News

Then a bold, if slightly desperate, idea came to him. In his brushes with the professional journalism crowd, he’d heard about an increasingly popular school of thought: if the press is a public service, it ought to be publicly funded.
Big stories and essential reporting don’t protect the Florida Times-Union from a fresh round of staff cuts.
Dr. Seema Yasmin, who studies the overlap of news deserts and health deserts, told Brian Stelter that those of us who live in news deserts are more likely to face not just a pandemic, but also a misinfodemic that fuels the spread of the disease. Speaking on Reliable Sources on CNN on Nov. 15, 2020, she said the press is “immune system of a democracy.”
In October, Gannett offered a round of voluntary buyouts to all its employees. Poynter has learned that roughly 600 people opted in and roughly 500 buyouts were accepted... “Gannett’s furloughs earlier this year and the recent buyouts undermine our democracy,” said Jon Schleuss, president of The NewsGuild — Communications Workers of America. “It’s a disgrace that any news company thinks it can cut its way to success.”
“In a smaller community or even a city the size of Shreveport/Bossier, you need enough journalists to cover what’s happening in the city government, what’s happening at the parish level, what’s happening at the state level, especially what’s happening down in Baton Rouge,” NewsGuild President Jon Schleuss said.
In a pair of interviews with Tom Hall at Midday on WYPR, journalism advocates Margaret Sullivan and Jon Schleuss warned of the dangers facing communities that lose access to local news.
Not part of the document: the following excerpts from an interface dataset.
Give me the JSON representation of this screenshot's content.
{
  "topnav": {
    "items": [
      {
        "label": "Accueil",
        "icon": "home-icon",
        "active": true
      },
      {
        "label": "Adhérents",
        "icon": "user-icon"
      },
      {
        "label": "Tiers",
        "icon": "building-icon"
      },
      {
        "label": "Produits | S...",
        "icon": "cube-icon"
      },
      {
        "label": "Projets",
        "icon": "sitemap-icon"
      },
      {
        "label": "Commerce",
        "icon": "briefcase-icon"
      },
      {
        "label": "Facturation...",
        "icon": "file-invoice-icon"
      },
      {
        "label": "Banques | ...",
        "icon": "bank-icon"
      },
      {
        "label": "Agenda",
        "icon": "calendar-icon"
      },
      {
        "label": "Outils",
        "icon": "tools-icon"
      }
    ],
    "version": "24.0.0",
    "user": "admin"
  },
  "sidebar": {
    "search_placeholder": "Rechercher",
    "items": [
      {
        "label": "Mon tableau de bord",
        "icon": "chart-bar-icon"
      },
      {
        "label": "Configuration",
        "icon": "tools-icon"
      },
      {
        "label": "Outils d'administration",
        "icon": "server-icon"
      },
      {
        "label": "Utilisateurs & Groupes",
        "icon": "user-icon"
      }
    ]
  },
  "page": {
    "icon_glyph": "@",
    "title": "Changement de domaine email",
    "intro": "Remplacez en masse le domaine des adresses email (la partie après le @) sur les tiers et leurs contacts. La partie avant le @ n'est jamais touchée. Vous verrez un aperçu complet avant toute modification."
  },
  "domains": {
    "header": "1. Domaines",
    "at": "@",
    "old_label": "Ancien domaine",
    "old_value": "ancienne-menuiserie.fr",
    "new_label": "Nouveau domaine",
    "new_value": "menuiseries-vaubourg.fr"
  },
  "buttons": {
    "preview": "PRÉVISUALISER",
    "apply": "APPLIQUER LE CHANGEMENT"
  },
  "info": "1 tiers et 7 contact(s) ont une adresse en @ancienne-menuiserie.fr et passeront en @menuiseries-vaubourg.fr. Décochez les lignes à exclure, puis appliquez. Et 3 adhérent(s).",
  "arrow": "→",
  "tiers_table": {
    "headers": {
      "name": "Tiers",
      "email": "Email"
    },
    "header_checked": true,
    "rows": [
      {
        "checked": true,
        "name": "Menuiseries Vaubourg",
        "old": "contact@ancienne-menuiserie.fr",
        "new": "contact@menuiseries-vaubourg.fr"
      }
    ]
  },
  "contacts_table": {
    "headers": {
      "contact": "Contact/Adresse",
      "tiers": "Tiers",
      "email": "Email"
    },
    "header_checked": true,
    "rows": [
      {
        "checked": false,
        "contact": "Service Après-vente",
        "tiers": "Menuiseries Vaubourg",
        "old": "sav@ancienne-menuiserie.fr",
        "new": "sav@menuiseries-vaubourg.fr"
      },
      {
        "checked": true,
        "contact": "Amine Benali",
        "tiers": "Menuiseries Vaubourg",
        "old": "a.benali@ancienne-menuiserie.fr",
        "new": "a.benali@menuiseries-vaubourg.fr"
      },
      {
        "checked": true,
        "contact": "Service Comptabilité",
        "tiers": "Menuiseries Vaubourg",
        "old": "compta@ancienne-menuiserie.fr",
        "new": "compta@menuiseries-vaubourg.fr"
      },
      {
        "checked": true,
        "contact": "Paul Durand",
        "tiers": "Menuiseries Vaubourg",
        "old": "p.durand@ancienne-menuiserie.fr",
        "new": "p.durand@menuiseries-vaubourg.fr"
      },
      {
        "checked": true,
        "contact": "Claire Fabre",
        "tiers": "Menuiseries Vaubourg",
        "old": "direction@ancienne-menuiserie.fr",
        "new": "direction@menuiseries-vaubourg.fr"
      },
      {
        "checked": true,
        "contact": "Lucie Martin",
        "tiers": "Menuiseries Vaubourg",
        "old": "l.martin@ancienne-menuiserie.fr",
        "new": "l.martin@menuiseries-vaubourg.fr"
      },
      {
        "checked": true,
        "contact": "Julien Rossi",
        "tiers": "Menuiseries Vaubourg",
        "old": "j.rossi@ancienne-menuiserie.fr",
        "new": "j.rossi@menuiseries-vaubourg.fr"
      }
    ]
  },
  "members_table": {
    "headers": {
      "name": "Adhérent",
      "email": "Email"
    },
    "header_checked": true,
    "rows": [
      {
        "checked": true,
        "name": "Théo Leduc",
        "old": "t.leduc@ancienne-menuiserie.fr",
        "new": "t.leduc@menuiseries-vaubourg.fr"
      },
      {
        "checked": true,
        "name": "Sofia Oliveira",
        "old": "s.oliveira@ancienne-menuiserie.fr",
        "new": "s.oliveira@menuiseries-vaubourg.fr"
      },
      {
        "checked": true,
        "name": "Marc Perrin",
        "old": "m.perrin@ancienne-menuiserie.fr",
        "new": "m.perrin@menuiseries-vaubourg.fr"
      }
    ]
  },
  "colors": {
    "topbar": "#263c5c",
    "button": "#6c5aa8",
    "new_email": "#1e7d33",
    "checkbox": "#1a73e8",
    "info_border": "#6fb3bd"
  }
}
Brian Stelter speaks with reporters in Allentown, Pennsylvania, where Tribune Publishing is cutting costs by closing the century-old newsroom at The Morning Call newspaper. Reporter Jennifer Sheehan says "we need to have a home base. We need to have a place that we can come collaborate."
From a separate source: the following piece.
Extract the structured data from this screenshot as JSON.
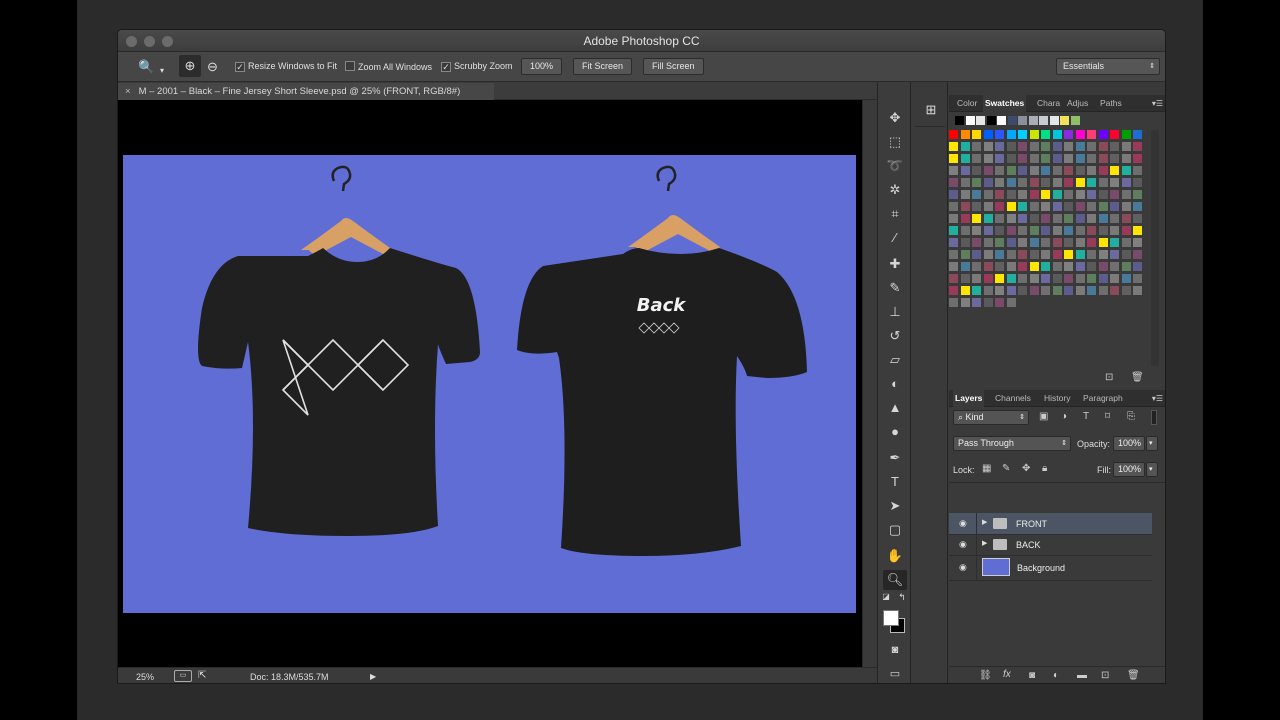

Watch video here.

When the The Casper Star-Tribune this summer announced it would only print five editions per week -- leaving Wyoming with not a single local newspaper that prints every day -- it was “a symbolic punch”  to the gut for the paper’s newsroom staff, former reporter Seth Klamann recalled.